Italian luxury house Prada will present the fourth iteration of Prada Mode, a travelling social club with a focus on contemporary culture that provides members a unique cultural experience along with music, dining, and conversations. The club is organized to augment and extend significant cultural events in various cities worldwide.
The first inaugural iteration coincided with Art Basel: Miami Beach in December of 2018 followed by a second at Art Basel: Hong Kong in March of 2019, and a third at Frieze London in October of 2019. Members experience unique, site-specific artworks; join nightly parties featuring exhilarating performances and live music; and sample specialty dining and cocktails throughout.
Set to align with the opening of Paris Haute Couture on 19–20 January 2020, Prada Mode Paris will occupy Maxim’s on 3 Rue Royale, the legendary, 1893 Belle Époque restaurant.
A registered national landmark, Maxim’s has welcomed everyone from the artistic and political figures of the early 20th century Parisian world, to the 50s’ Hollywood celebrities, and intelligentsia across all generations.
The restaurant’s interiors are a marvel of Art Nouveau design and includes unique masterworks.

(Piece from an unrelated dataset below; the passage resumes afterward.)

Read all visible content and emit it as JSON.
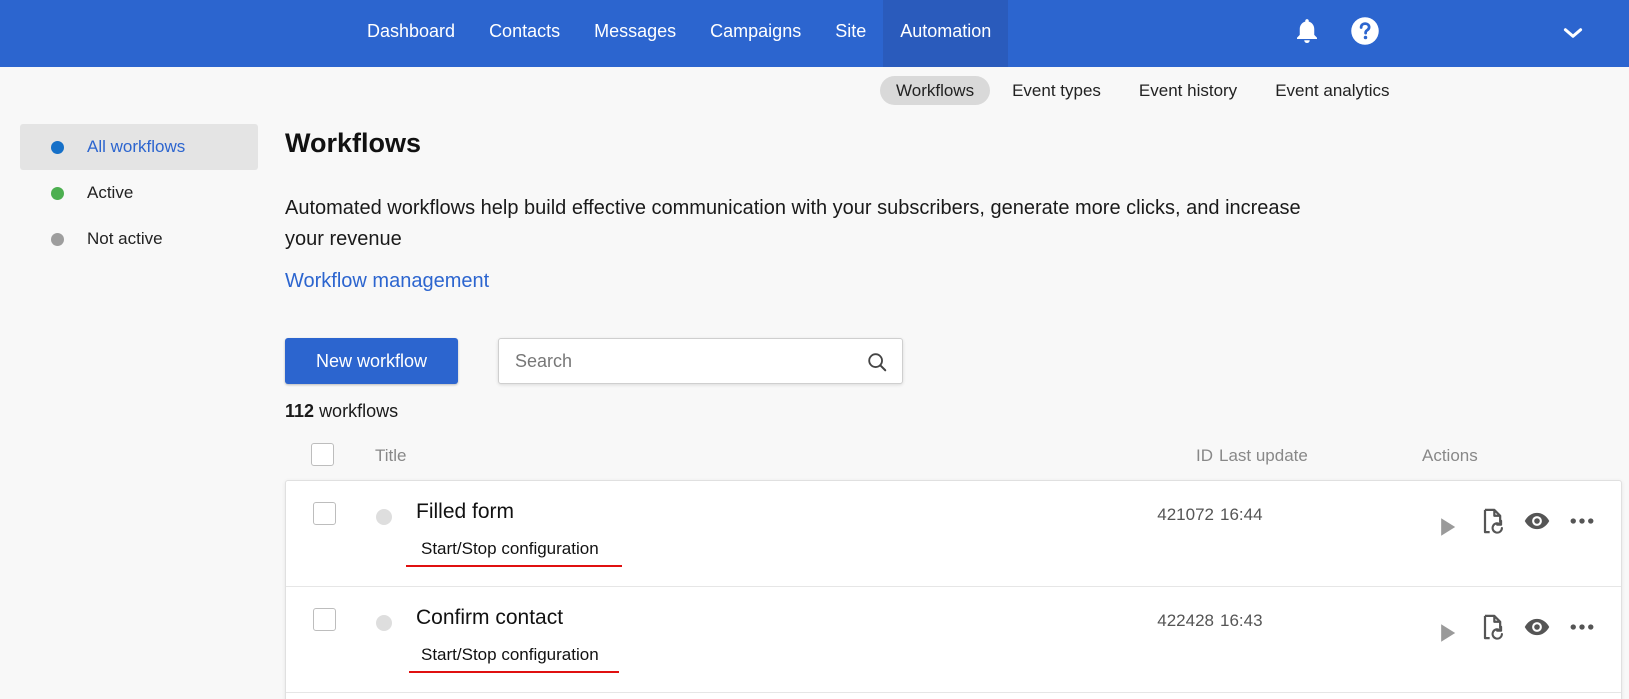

For Prada Mode Paris, the iconic restaurant will be transformed by AI researcher and professor Kate Crawford and artist and researcher Trevor Paglen — who conceived the Training Humans exhibition on view at Osservatorio Fondazione Prada in Milan until 24 February 2020 — into an installation titled “Making Faces” which includes art projects and architectural modifications focusing on data gathering, surveillance and facial recognition.
Prada Mode Paris will present both a history and future of AI training images and take a critical look at current surveillance and policing systems, all mapped on the art nouveau interior of Maxim’s.
Visitors will walk through a promenade of images from the 19th century to the present, which tell a story about the history of facial capture and analysis. The space serves as a reminder of the dark histories from which contemporary facial recognition systems have emerged. Pages from phrenology and physiognomy textbooks mix with historical mugshots, and “training images” used for facial recognition software appear with patent applications from major tech companies.
Throughout Maxim’s, artefacts such as phrenological busts, calipers, antique manuals and books, and all manner of measurement tools used to study faces and heads over the last two hundred years are hidden inside the historical architecture of the club.